(191de) Metabolic Pathway Engineering in Mammalian Cells through Kinetic Model Optimization

O'Brien, C., University of Minnesota, Twin Cities
Allman, A., University of Minnesota, Twin Cities
Hu, W. S., University of Minnesota, Twin Cities
Daoutidis, P., University of Minnesota, Twin Cities
Fast growing cells, including stem cells, cancer cells, and many immortal cell lines, have a metabolic behavior known as aerobic glycolysis, characterized by a high rate of glycolysis and lactate production. This is in contrast to the metabolic behavior of many quiescent cells, which consists of a lower glucose consumption, low lactate production, and a larger reliance on oxidative phosphorylation for energy production. Altering the metabolic phenotype of aerobic glycolysis has been an active area of research in developing cancer therapies. In industrial cell culture, reducing lactate production resulting from rapid growth has been shown to enhance productivity. A novel strategy to alter cellular metabolic behavior may advance cancer therapy and cell culture bioprocessing.
The metabolic reaction network is highly nonlinear due to complex allosteric feedback and feedforward controls and different combinations of isoenzymes. A detailed kinetic metabolic model thus has a large parameter space with many possible combinations of enzyme kinetics and expression. This necessitates a method to intelligently search the parameter space for key changes which can be made to manipulate metabolism, as well as other biological reaction networks to specific ends.
A promising approach for deciding which enzymes and genes to experimentally manipulate is to embed a kinetic model into an optimization problem in order to target desirable modifications to metabolic behavior. We employed a kinetic model of metabolism which encompasses glycolysis, the pentose phosphate pathway, and the TCA cycle with the known allosteric regulations.
The model was solved using a local optimizer embedded in General Algebraic Modeling System (GAMS) to find the combinations of parameters that enable the target metabolic behavior with stated constraints.

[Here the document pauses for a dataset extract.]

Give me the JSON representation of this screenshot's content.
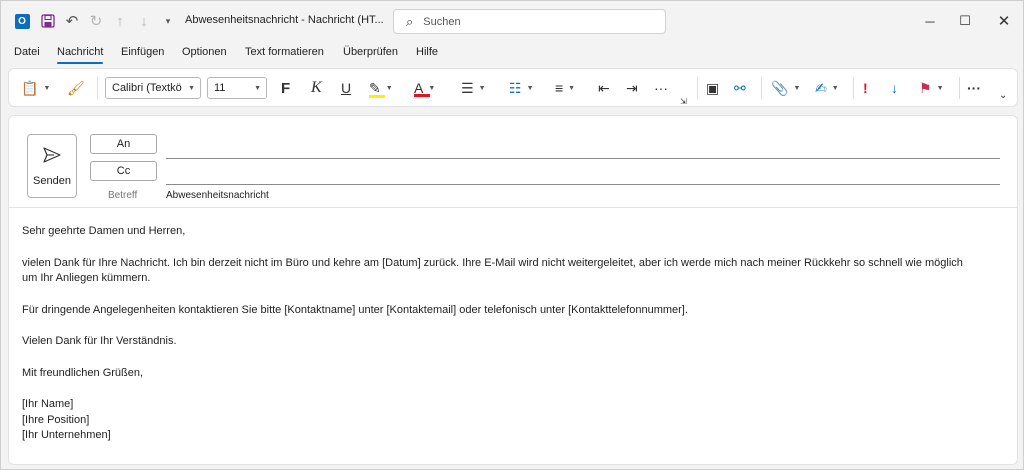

A multi objective optimization problem is also constructed to demonstrate the metabolic tradeoff between rates of glucose consumption and lactate production. Additionally, a penalty is imposed to changes from the original state incurred in the optimization process; the penalty increases with increasing magnitude of genetic alteration. This penalty also provides insight into the variables which have the most impact on the objective function. Varying the weight of this penalty allows for improvements in target metabolism to be balanced by the number of desired changes to the system, limiting the complexity of resulting experiments. The optimization schema was first applied to reduce lactate production while maintaining the energetic requirements for growth by allowing the expression level of multiple enzymes to vary. Then, the effect of knockdown or amplification of genes in the pathway were evaluated, and combinations of genetic alterations that can steer the metabolic behavior from the aerobic glycolysis type to the target type were identified.
Here we have demonstrated a method for rationally guiding cellular engineering through optimization. By identifying combinations of parameter changes which yield desirable outcomes, optimization of kinetic models can greatly reduce the effort required to engineer cell metabolism and provide deep insight into the reaction networks and their behavior.